And here's where the YA author gets the big payoff. If that emotionally electric child enjoys a book, she or he really enjoys it. Not every kid likes to read, of course, but a surprising number do, considering the powerful distractions of 3-D video games and 100 channel television. They read uncritically, in the best sense of the word. They care about how the story makes them feel. Is it happy, is it funny, is it sad, is it exciting.
If a story makes any impression at all, they write to the author, and let me tell you, those letters are wonderful, just wonderful. Okay, some of the kids are just going through the motions because the letter may be part of a classroom assignment. But the vast majority of these young readers speak to you straight from the heart. I liked this part. It made me laugh. I liked that part, it made me cry. My teacher read us your book and I thought it would never end. You'd like to think they mean "hoped it would never end," but chances are the kid is telling it like it is.
That was the wonderful surprise, the something extra I never expected in my secret life as a writer. Letters from kids I've never met, but who speak to me with a clarity and personality that makes them leap from the page.
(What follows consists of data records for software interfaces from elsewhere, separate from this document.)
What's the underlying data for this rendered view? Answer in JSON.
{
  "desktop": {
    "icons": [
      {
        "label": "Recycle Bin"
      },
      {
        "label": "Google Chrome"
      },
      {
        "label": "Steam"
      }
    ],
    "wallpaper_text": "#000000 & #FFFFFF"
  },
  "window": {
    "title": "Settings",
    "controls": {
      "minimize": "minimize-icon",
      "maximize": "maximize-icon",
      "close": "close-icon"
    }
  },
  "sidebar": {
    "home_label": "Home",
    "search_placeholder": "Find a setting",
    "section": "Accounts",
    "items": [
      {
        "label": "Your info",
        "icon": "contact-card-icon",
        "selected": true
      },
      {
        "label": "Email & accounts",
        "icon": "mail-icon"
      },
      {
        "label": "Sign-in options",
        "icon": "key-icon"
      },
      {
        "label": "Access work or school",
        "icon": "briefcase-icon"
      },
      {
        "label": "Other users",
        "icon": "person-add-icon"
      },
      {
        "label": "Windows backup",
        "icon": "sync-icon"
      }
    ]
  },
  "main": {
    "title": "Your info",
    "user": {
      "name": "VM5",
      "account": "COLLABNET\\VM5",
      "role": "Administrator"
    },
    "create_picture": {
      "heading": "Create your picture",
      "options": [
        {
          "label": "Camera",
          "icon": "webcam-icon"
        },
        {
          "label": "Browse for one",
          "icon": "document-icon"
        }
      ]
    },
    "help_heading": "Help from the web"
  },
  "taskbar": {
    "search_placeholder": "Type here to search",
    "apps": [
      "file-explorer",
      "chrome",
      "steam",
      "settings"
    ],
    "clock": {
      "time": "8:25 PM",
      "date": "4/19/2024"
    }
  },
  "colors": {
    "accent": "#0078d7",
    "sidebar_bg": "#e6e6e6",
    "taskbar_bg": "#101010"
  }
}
Understand, in my other world as a writer of adult suspense novels, I do get the occasional letter from a fan. Usually from someone working on a book of his own, or an astute reader who wants to point out the error on page 157, assuming, I suppose, that I'll be able to correct it in future editions.
So I love getting these fresh, wonder-filled messages from kids, and I'm profoundly grateful to the teachers who read my book to their classes, or recommend it. At first I was a little concerned that having the book discussed in a classroom context might spoil the experience for some readers, like Johnny Tremain was spoiled for me. But after hearing from teachers and students, I'm not worried at all. That's one of the things that's changed since I was a kid, and it's changed for the better. I don't know anything about whole language or phonetics, or for that matter teaching. But as a writer I'm convinced that encouraging children to write fiction, to hook into that marvelous machine called the imagination, has to be good for everyone. Good for the teachers who see students bloom into writers under their tutelage. Good for the kids, who learn that they can work the same kind of magic they find in books. Good for all of us, because before you know it these kids are going to emerge as the next generation of authors -- and there won't have to be any "secret" about it.
Thank you. At the moment I feel like I'm making a lot of new friends. I can only hope it continues.
Rodman Philbrick is the author of a number of mysteries and science fiction novels for adults as well as Freak the Mighty and The Fire Pony.He delivered this article as talk at the 1995 ALAN Workshop and commented, "I must say that my whole experience at the NCTE Convention was warm and positive."